Sammi Soutar, former business owner and investigative journalist, has taught creative writing and facilitated writers’ groups and roundtables. She is currently revising her first novel and tells me she keeps a copy of Around the Writer’s Block with her at all times.
But that’s not why I invited her to share this post with us. I invited her because she knows how the joy of writing can spin into a “fishtail around roadblocks that make the writing seem more an obstacle course than an occupation” and most importantly how to get through the obstacle course back to the joy.
For most of my writing life, I’ve had an uneasy relationship with my muse. Social media coined a phrase for this: “It’s complicated.” I go back and forth between the fear that “the end is nigh” and the hope that “the best is yet to come.”
Fear has ever been my biggest stumbling block. Over time, incessant chatter from Monkey Mind, my internal saboteur, convinced me that I wasn’t a writer, would never be a writer, wasn’t good enough, smart enough, knowledgeable enough, or had an adequate vocabulary… so I quit and let my writing voice grow silent. For thirty years.
When I picked up a notebook and pen again, necessity drove me. While on that silent road to nowhere, the absence of writing had begun to wear on my psyche. I knew that, despite a profitable business, something was missing in my life, something was missing in me.
I began to write creatively again, not all at once and not without fear, but gradually. Natalie Goldberg’s books on writing practice helped. The butterflies came and went, but I pressed on, largely because it felt a little like dying not to.
Several years of writing practice gave me the confidence to attempt a full-length novel. That delirious, first burst of creativity slowed to a crawl, but then I ran across another break-through writing book, Rosanne’s Around the Writer’s Block. What an epiphany! Writing needn’t be a life-or-death proposition. It could be fun, and fun in manageable chunks of 5, 10, or 15 minutes a day.
Play time? Yes, I can do that. Rewards? Great. I’ll go gangbusters for those little gold stars, chocolates and coins. Rewarding myself just for showing up and maybe getting a little work done sounded much more enticing than, “Your relevance is on the line!” which was what Monkey Mind whispered in my ear.
Every so often, and despite the encouragement of supportive peers and mentors, I still get hammered by self-doubt.
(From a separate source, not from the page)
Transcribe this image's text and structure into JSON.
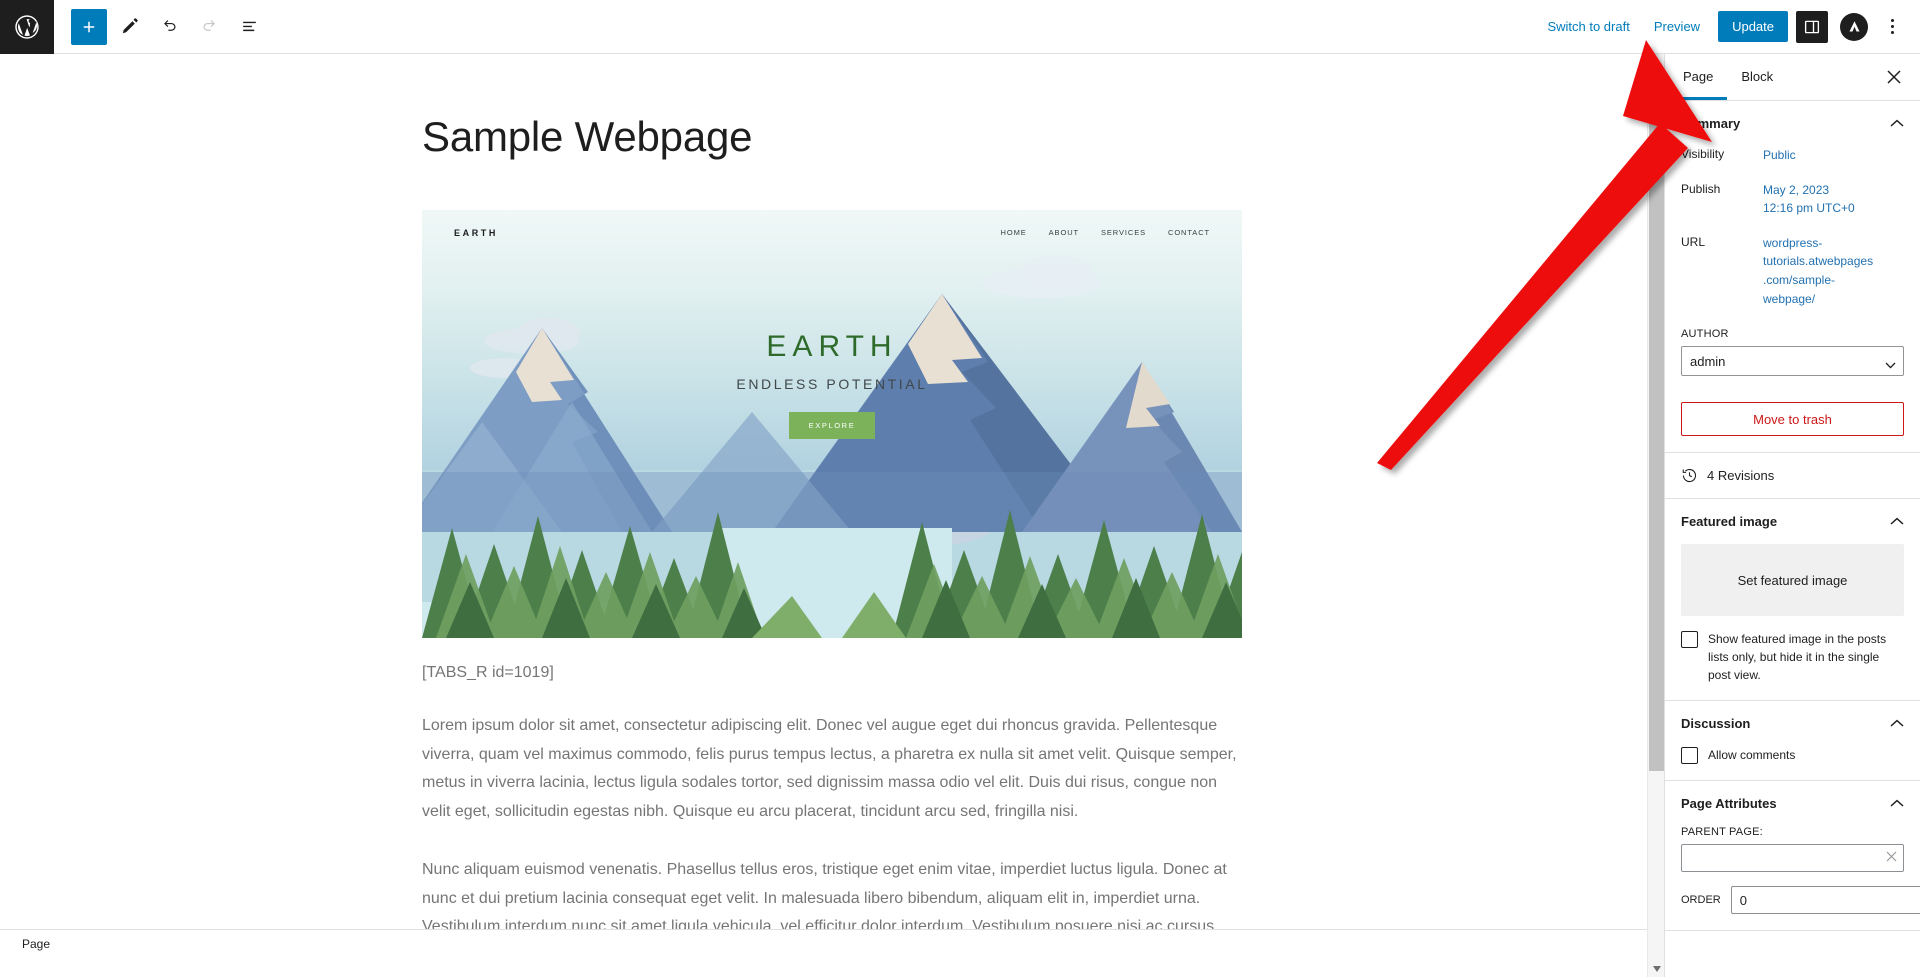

A challenging scene can send me skidding into a fishtail around roadblocks that make the writing seem more an obstacle course than an occupation.
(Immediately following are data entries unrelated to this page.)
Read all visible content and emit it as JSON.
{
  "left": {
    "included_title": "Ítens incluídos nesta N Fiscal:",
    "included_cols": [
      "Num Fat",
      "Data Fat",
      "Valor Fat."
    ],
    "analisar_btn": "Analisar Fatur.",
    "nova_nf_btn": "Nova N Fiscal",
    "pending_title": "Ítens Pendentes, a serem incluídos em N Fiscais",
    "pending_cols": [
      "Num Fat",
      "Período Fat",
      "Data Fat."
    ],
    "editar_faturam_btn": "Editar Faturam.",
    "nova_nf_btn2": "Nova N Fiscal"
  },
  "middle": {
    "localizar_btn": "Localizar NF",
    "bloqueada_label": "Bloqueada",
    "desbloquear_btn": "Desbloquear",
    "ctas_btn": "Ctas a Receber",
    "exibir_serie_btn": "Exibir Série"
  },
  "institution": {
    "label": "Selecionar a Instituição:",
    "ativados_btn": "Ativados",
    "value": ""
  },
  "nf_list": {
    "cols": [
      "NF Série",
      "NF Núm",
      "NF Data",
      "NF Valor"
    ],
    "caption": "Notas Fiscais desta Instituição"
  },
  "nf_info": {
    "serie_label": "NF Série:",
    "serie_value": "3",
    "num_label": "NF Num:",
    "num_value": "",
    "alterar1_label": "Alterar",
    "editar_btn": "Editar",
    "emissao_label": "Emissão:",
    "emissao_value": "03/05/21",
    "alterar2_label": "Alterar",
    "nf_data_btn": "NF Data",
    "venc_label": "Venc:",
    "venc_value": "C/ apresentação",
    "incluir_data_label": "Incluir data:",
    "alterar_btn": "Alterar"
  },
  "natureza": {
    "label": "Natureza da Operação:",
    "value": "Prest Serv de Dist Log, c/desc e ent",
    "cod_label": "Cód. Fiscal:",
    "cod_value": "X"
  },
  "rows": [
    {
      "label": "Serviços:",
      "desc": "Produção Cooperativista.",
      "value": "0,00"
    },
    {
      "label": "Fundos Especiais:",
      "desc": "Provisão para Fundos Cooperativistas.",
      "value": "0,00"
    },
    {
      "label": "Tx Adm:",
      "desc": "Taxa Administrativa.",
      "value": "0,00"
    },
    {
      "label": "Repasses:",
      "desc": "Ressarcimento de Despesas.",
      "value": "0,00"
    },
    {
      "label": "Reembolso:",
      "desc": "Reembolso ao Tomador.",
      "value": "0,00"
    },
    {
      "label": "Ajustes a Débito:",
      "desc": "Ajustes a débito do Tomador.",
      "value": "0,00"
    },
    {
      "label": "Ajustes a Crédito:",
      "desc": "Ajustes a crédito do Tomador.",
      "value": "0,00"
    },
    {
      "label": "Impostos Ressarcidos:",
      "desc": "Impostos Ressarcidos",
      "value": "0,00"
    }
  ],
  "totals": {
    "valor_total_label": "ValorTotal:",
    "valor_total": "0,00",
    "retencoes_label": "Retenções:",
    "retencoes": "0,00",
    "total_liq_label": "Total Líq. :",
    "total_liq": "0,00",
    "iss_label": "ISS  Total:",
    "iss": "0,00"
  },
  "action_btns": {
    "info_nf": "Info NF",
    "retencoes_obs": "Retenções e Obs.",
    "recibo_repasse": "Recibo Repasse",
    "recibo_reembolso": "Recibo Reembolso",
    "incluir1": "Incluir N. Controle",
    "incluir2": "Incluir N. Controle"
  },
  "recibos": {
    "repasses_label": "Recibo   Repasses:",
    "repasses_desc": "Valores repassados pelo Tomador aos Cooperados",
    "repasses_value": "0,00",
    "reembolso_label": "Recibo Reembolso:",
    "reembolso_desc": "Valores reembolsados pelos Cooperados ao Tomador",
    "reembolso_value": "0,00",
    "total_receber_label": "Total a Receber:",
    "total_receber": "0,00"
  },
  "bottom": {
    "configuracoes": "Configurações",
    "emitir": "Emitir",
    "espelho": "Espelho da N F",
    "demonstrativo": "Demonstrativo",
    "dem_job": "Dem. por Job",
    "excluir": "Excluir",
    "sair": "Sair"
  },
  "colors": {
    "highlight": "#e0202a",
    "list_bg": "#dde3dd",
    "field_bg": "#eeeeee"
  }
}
After an agonizing dry spell, I finished a scene in my nascent novel last week that had taxed my imagination and my fortitude for months. I wrote and rewrote, and every word felt wrong, out of sync, mediocre. Monkey Mind climbed back on my back and stayed there so long, I got saddle sores. What felt like a century went by and still, no pay dirt. I teetered on the edge of quitting, but instead, I pressed on. I practiced. I slogged, sometimes for hours, each day. I did this, with no apparent progress, for ten months. Ten! Nothing I set down looked like a keeper. Not. One. Word.
Desperate and despite lack of conviction that outlining might help — I’d outlined the entire novel and yet no magic had occurred — I drilled down further and outlined the scene that had stumped me, beat by excruciating beat. I showed up at the page and I tried to have a little faith in myself, even while that internal saboteur made fun of my misery. Practice, outlining and more practice, every damn day.
Finally, the barricades and orange barrels disappeared. All the pieces of writing I’d found wanting began to coalesce. There were some keepers in that pile of steaming story after all. The fog cleared, the road beckoned, and I could practically hear that chirpy song from The Wizard of Oz movie, “You’re out of the woods, you’re out of the dark, you’re out of the night…”
Looking back, I realize it would have taken a lot less time to reach this breakthrough had I not fought so hard to avoid outlining. Now I know better. Trust the process. Let the words fall where they may and, sooner or later, even if much later, they will learn to fly in formation. I now have a finished scene and, indeed, a whole new chapter, to prove it.
When all else fails, when the Muse takes off for the Florida Keys and stays there on an extended vaycay, when your protagonist says, “Bite me,” and sulks in a corner, even if your antagonist gets in a snit and leaves to pursue a career makeover, the tools of writing practice, outlining, and a large pile of chocolate-covered peanuts will get you across the finish line.
Sammi Soutar is writing a humorous fantasy about a fairy godmother. Although she has never met her own fairy godmother, nor a common garden gnome for that matter, she says that once, while weeding in her garden, she fought a dragon who was impersonating a wild raspberry bush.